  • What if my participants ask questions about my personal experiences?

    You can refer back to your group contract and clarify again that no personal experiences are shared during the sessions including your own.

  • What do I do if I feel personally affected by delivering these resources?

    Talking about consent, sexual violence and harassment can be challenging, and it can be triggering for anyone to discuss such difficult topics.

    Ensure that you mind yourself, practice self-care and reach out to the many support services available for you. Remember that your local Rape Crisis Centre is available to you to talk through how you’re feeling– even if you yourself have not experienced sexual violence.

    For more information on support services that deal with sexual violence and harassment, visit our Get Help page »

  • What if someone asks me a question that I don’t know the answer to when talking about consent in a group or classroom setting?

    Like other subjects you may teach or groups you might lead, you will not know the answer to every question that comes up. If you do not know the answer to a question, tell the student you are not sure, and that you will research the topic and get back to them with more information and/or direct them to further resources and/or support services for them to explore on their own.

  • Are these resources appropriate for use outside of Ireland?

    These resources have been developed using Irish data, however some materials have been adapted to the United Kingdom context. Please contact us to discuss using our resources in other countries.

  • What can I do if I am worried about a peer or colleague’s safety

    If you are worried about a peer or colleague’s safety, there are several things you can do, depending on the situation.

    If they are in immediate danger, call 999 or 112 if you are in Ireland.

    If you are witnessing a friend in an uncomfortable situation where they are at risk of being sexually harassed and/or assaulted, you can follow the five D’s of Bystander Intervention, a model first developed by Bibb Latane and John Darley in the United States in the 1970s which has been adapted by many anti-violence groups worldwide.

    TECHNIQUE

    WHAT TO DO

    ACTIONS

    Distract

    You can distract either the harasser or the person they are targeting to de-escalate the situation. This is a subtle and easy way to intervene in a situation without directly addressing what is happening.

     

    Spill a drink “accidentally” to break up the interaction.

    Strike up a conversation with your friend who is being harassed.
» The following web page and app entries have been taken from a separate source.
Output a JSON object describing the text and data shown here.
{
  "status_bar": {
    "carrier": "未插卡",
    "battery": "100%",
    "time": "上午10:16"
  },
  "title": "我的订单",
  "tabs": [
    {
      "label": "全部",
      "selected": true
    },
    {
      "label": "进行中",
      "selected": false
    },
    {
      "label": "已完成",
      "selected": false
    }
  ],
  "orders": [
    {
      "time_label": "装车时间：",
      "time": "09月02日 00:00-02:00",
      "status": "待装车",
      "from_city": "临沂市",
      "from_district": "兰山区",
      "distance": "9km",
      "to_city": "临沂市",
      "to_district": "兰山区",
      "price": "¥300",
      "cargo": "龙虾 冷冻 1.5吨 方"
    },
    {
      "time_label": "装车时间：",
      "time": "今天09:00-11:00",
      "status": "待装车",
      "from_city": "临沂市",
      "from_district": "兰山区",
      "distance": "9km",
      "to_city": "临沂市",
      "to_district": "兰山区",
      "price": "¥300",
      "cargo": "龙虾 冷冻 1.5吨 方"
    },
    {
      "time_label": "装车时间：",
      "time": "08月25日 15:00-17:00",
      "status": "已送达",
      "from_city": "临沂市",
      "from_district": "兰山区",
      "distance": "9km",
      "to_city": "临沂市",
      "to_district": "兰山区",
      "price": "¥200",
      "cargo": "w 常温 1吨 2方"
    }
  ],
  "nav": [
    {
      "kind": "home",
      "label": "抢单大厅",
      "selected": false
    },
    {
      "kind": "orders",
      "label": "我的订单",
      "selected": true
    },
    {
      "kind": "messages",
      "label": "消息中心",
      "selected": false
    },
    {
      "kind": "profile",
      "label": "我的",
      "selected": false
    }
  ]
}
    Tell your friend who is being harassed that you need them to go somewhere with you, to remove them from the situation (the toilet, go home, to another place, etc).

    If you do not know the person that is the target, pretend you know them and talk to them to intervene.

    Delegate

    Ask a friend or another person to help. If you can, ask someone with some level of authority (a teacher, bus driver, bouncer, etc.)

    Inform a nearby person that there is an issue going on and that you need help.

    Call a friend for help.

    Direct

    If you feel safe to do so, you can confront the aggressor directly.

    Say “This isn’t ok, leave them alone.”

    Stand between the aggressor and their target.

    Document

    If you don’t feel safe intervening in the moment, you could record what happened on your phone or take a photo. Afterwards, you and your friend/the victim can decide what to do.

    Use your phone to record a video or photo of what is happening.

    You can do this discreetly if you feel more comfortable.

    Delay

    If you can’t intervene in the moment, check in with the person being harassed afterwards to see if you can help them in any way.

    Say “I saw what happened, are you ok?”

    Say “Is there anything I can do?”

    Say “Is there someone I can call for you?”